[Saved entries]
______
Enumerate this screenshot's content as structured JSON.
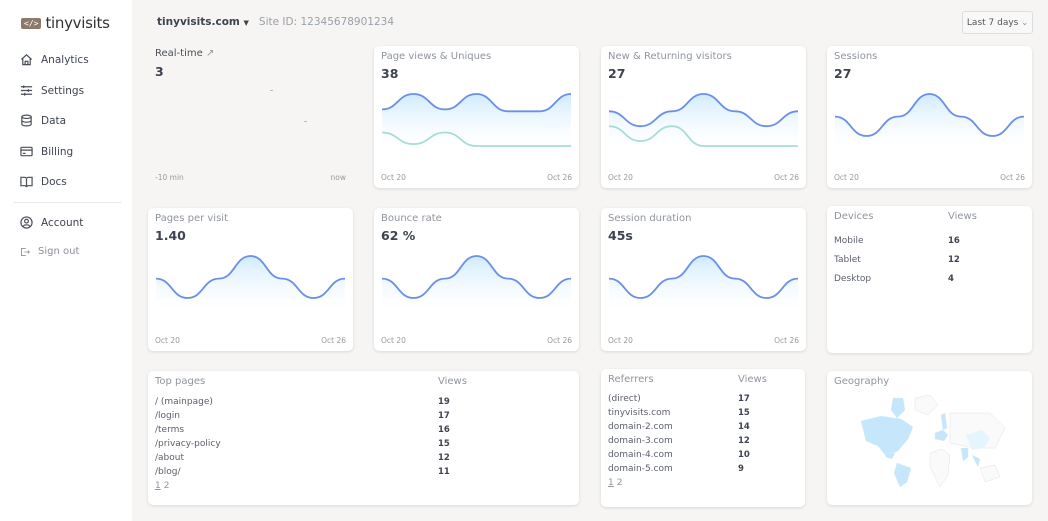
{
  "brand": {
    "logo_badge": "</>",
    "name": "tinyvisits"
  },
  "sidebar": {
    "items": [
      {
        "label": "Analytics",
        "icon": "home-icon"
      },
      {
        "label": "Settings",
        "icon": "sliders-icon"
      },
      {
        "label": "Data",
        "icon": "database-icon"
      },
      {
        "label": "Billing",
        "icon": "credit-card-icon"
      },
      {
        "label": "Docs",
        "icon": "book-icon"
      }
    ],
    "account": "Account",
    "signout": "Sign out"
  },
  "header": {
    "site": "tinyvisits.com",
    "site_id_label": "Site ID:",
    "site_id": "12345678901234",
    "range": "Last 7 days"
  },
  "realtime": {
    "title": "Real-time",
    "value": "3",
    "from": "-10 min",
    "to": "now"
  },
  "dates": {
    "start": "Oct 20",
    "end": "Oct 26"
  },
  "colors": {
    "primary": "#6a8fe8",
    "secondary": "#a7dcd8",
    "fill": "#cfeaff"
  },
  "cards": [
    {
      "title": "Page views & Uniques",
      "value": "38",
      "series": [
        [
          30,
          38,
          30,
          38,
          29,
          29,
          38
        ],
        [
          18,
          12,
          18,
          11,
          11,
          11,
          11
        ]
      ]
    },
    {
      "title": "New & Returning visitors",
      "value": "27",
      "series": [
        [
          20,
          14,
          20,
          27,
          20,
          14,
          20
        ],
        [
          14,
          8,
          14,
          6,
          6,
          6,
          6
        ]
      ]
    },
    {
      "title": "Sessions",
      "value": "27",
      "series": [
        [
          20,
          14,
          20,
          27,
          20,
          14,
          20
        ]
      ]
    },
    {
      "title": "Pages per visit",
      "value": "1.40",
      "series": [
        [
          20,
          14,
          20,
          27,
          20,
          14,
          20
        ]
      ]
    },
    {
      "title": "Bounce rate",
      "value": "62 %",
      "series": [
        [
          20,
          14,
          20,
          27,
          20,
          14,
          20
        ]
      ]
    },
    {
      "title": "Session duration",
      "value": "45s",
      "series": [
        [
          20,
          14,
          20,
          27,
          20,
          14,
          20
        ]
      ]
    }
  ],
  "devices": {
    "title": "Devices",
    "views": "Views",
    "rows": [
      {
        "name": "Mobile",
        "views": "16"
      },
      {
        "name": "Tablet",
        "views": "12"
      },
      {
        "name": "Desktop",
        "views": "4"
      }
    ]
  },
  "top_pages": {
    "title": "Top pages",
    "views": "Views",
    "rows": [
      {
        "name": "/ (mainpage)",
        "views": "19"
      },
      {
        "name": "/login",
        "views": "17"
      },
      {
        "name": "/terms",
        "views": "16"
      },
      {
        "name": "/privacy-policy",
        "views": "15"
      },
      {
        "name": "/about",
        "views": "12"
      },
      {
        "name": "/blog/",
        "views": "11"
      }
    ],
    "pages": [
      "1",
      "2"
    ]
  },
  "referrers": {
    "title": "Referrers",
    "views": "Views",
    "rows": [
      {
        "name": "(direct)",
        "views": "17"
      },
      {
        "name": "tinyvisits.com",
        "views": "15"
      },
      {
        "name": "domain-2.com",
        "views": "14"
      },
      {
        "name": "domain-3.com",
        "views": "12"
      },
      {
        "name": "domain-4.com",
        "views": "10"
      },
      {
        "name": "domain-5.com",
        "views": "9"
      }
    ],
    "pages": [
      "1",
      "2"
    ]
  },
  "geography": {
    "title": "Geography"
  }
}
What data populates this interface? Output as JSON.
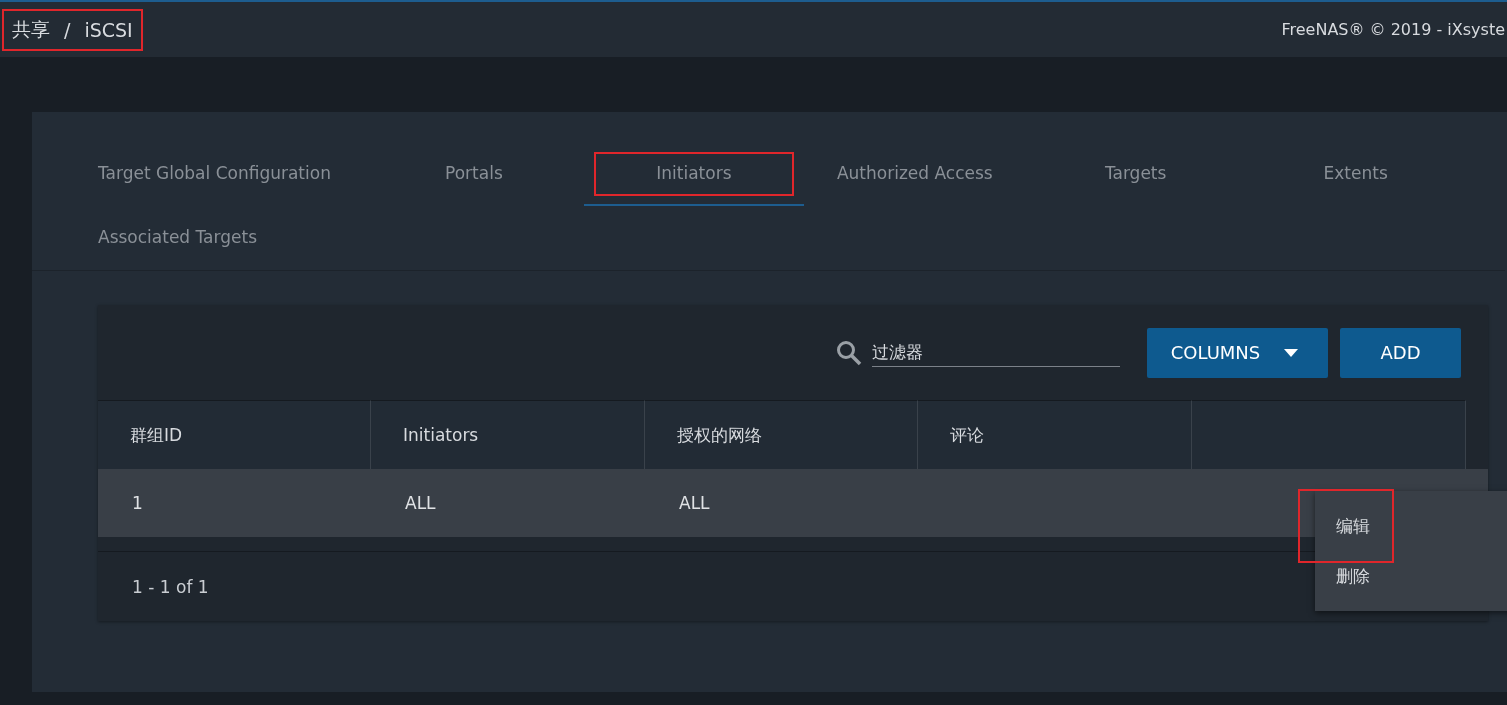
{
  "topbar": {
    "breadcrumb": {
      "items": [
        "共享",
        "iSCSI"
      ],
      "separator": "/",
      "highlighted": true
    },
    "copyright": "FreeNAS® © 2019 - iXsyste"
  },
  "tabs": [
    {
      "label": "Target Global Configuration",
      "selected": false,
      "highlighted": false
    },
    {
      "label": "Portals",
      "selected": false,
      "highlighted": false
    },
    {
      "label": "Initiators",
      "selected": true,
      "highlighted": true
    },
    {
      "label": "Authorized Access",
      "selected": false,
      "highlighted": false
    },
    {
      "label": "Targets",
      "selected": false,
      "highlighted": false
    },
    {
      "label": "Extents",
      "selected": false,
      "highlighted": false
    },
    {
      "label": "Associated Targets",
      "selected": false,
      "highlighted": false
    }
  ],
  "toolbar": {
    "search": {
      "placeholder": "过滤器"
    },
    "buttons": [
      {
        "label": "COLUMNS",
        "kind": "dropdown"
      },
      {
        "label": "ADD",
        "kind": "plain"
      }
    ]
  },
  "table": {
    "columns": [
      "群组ID",
      "Initiators",
      "授权的网络",
      "评论"
    ],
    "rows": [
      {
        "cells": [
          "1",
          "ALL",
          "ALL",
          ""
        ],
        "selected": true
      }
    ],
    "pagination": "1 - 1 of 1"
  },
  "context_menu": {
    "items": [
      {
        "label": "编辑",
        "highlighted": true
      },
      {
        "label": "删除",
        "highlighted": false
      }
    ]
  }
}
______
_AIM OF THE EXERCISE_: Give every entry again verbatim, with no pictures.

_RESULT_:
Enumerate this screenshot's content as structured JSON.
{
  "brand": {
    "logo_badge": "</>",
    "name": "tinyvisits"
  },
  "sidebar": {
    "items": [
      {
        "label": "Analytics",
        "icon": "home-icon"
      },
      {
        "label": "Settings",
        "icon": "sliders-icon"
      },
      {
        "label": "Data",
        "icon": "database-icon"
      },
      {
        "label": "Billing",
        "icon": "credit-card-icon"
      },
      {
        "label": "Docs",
        "icon": "book-icon"
      }
    ],
    "account": "Account",
    "signout": "Sign out"
  },
  "header": {
    "site": "tinyvisits.com",
    "site_id_label": "Site ID:",
    "site_id": "12345678901234",
    "range": "Last 7 days"
  },
  "realtime": {
    "title": "Real-time",
    "value": "3",
    "from": "-10 min",
    "to": "now"
  },
  "dates": {
    "start": "Oct 20",
    "end": "Oct 26"
  },
  "colors": {
    "primary": "#6a8fe8",
    "secondary": "#a7dcd8",
    "fill": "#cfeaff"
  },
  "cards": [
    {
      "title": "Page views & Uniques",
      "value": "38",
      "series": [
        [
          30,
          38,
          30,
          38,
          29,
          29,
          38
        ],
        [
          18,
          12,
          18,
          11,
          11,
          11,
          11
        ]
      ]
    },
    {
      "title": "New & Returning visitors",
      "value": "27",
      "series": [
        [
          20,
          14,
          20,
          27,
          20,
          14,
          20
        ],
        [
          14,
          8,
          14,
          6,
          6,
          6,
          6
        ]
      ]
    },
    {
      "title": "Sessions",
      "value": "27",
      "series": [
        [
          20,
          14,
          20,
          27,
          20,
          14,
          20
        ]
      ]
    },
    {
      "title": "Pages per visit",
      "value": "1.40",
      "series": [
        [
          20,
          14,
          20,
          27,
          20,
          14,
          20
        ]
      ]
    },
    {
      "title": "Bounce rate",
      "value": "62 %",
      "series": [
        [
          20,
          14,
          20,
          27,
          20,
          14,
          20
        ]
      ]
    },
    {
      "title": "Session duration",
      "value": "45s",
      "series": [
        [
          20,
          14,
          20,
          27,
          20,
          14,
          20
        ]
      ]
    }
  ],
  "devices": {
    "title": "Devices",
    "views": "Views",
    "rows": [
      {
        "name": "Mobile",
        "views": "16"
      },
      {
        "name": "Tablet",
        "views": "12"
      },
      {
        "name": "Desktop",
        "views": "4"
      }
    ]
  },
  "top_pages": {
    "title": "Top pages",
    "views": "Views",
    "rows": [
      {
        "name": "/ (mainpage)",
        "views": "19"
      },
      {
        "name": "/login",
        "views": "17"
      },
      {
        "name": "/terms",
        "views": "16"
      },
      {
        "name": "/privacy-policy",
        "views": "15"
      },
      {
        "name": "/about",
        "views": "12"
      },
      {
        "name": "/blog/",
        "views": "11"
      }
    ],
    "pages": [
      "1",
      "2"
    ]
  },
  "referrers": {
    "title": "Referrers",
    "views": "Views",
    "rows": [
      {
        "name": "(direct)",
        "views": "17"
      },
      {
        "name": "tinyvisits.com",
        "views": "15"
      },
      {
        "name": "domain-2.com",
        "views": "14"
      },
      {
        "name": "domain-3.com",
        "views": "12"
      },
      {
        "name": "domain-4.com",
        "views": "10"
      },
      {
        "name": "domain-5.com",
        "views": "9"
      }
    ],
    "pages": [
      "1",
      "2"
    ]
  },
  "geography": {
    "title": "Geography"
  }
}
What data populates this interface? Output as JSON.
{
  "topbar": {
    "breadcrumb": {
      "items": [
        "共享",
        "iSCSI"
      ],
      "separator": "/",
      "highlighted": true
    },
    "copyright": "FreeNAS® © 2019 - iXsyste"
  },
  "tabs": [
    {
      "label": "Target Global Configuration",
      "selected": false,
      "highlighted": false
    },
    {
      "label": "Portals",
      "selected": false,
      "highlighted": false
    },
    {
      "label": "Initiators",
      "selected": true,
      "highlighted": true
    },
    {
      "label": "Authorized Access",
      "selected": false,
      "highlighted": false
    },
    {
      "label": "Targets",
      "selected": false,
      "highlighted": false
    },
    {
      "label": "Extents",
      "selected": false,
      "highlighted": false
    },
    {
      "label": "Associated Targets",
      "selected": false,
      "highlighted": false
    }
  ],
  "toolbar": {
    "search": {
      "placeholder": "过滤器"
    },
    "buttons": [
      {
        "label": "COLUMNS",
        "kind": "dropdown"
      },
      {
        "label": "ADD",
        "kind": "plain"
      }
    ]
  },
  "table": {
    "columns": [
      "群组ID",
      "Initiators",
      "授权的网络",
      "评论"
    ],
    "rows": [
      {
        "cells": [
          "1",
          "ALL",
          "ALL",
          ""
        ],
        "selected": true
      }
    ],
    "pagination": "1 - 1 of 1"
  },
  "context_menu": {
    "items": [
      {
        "label": "编辑",
        "highlighted": true
      },
      {
        "label": "删除",
        "highlighted": false
      }
    ]
  }
}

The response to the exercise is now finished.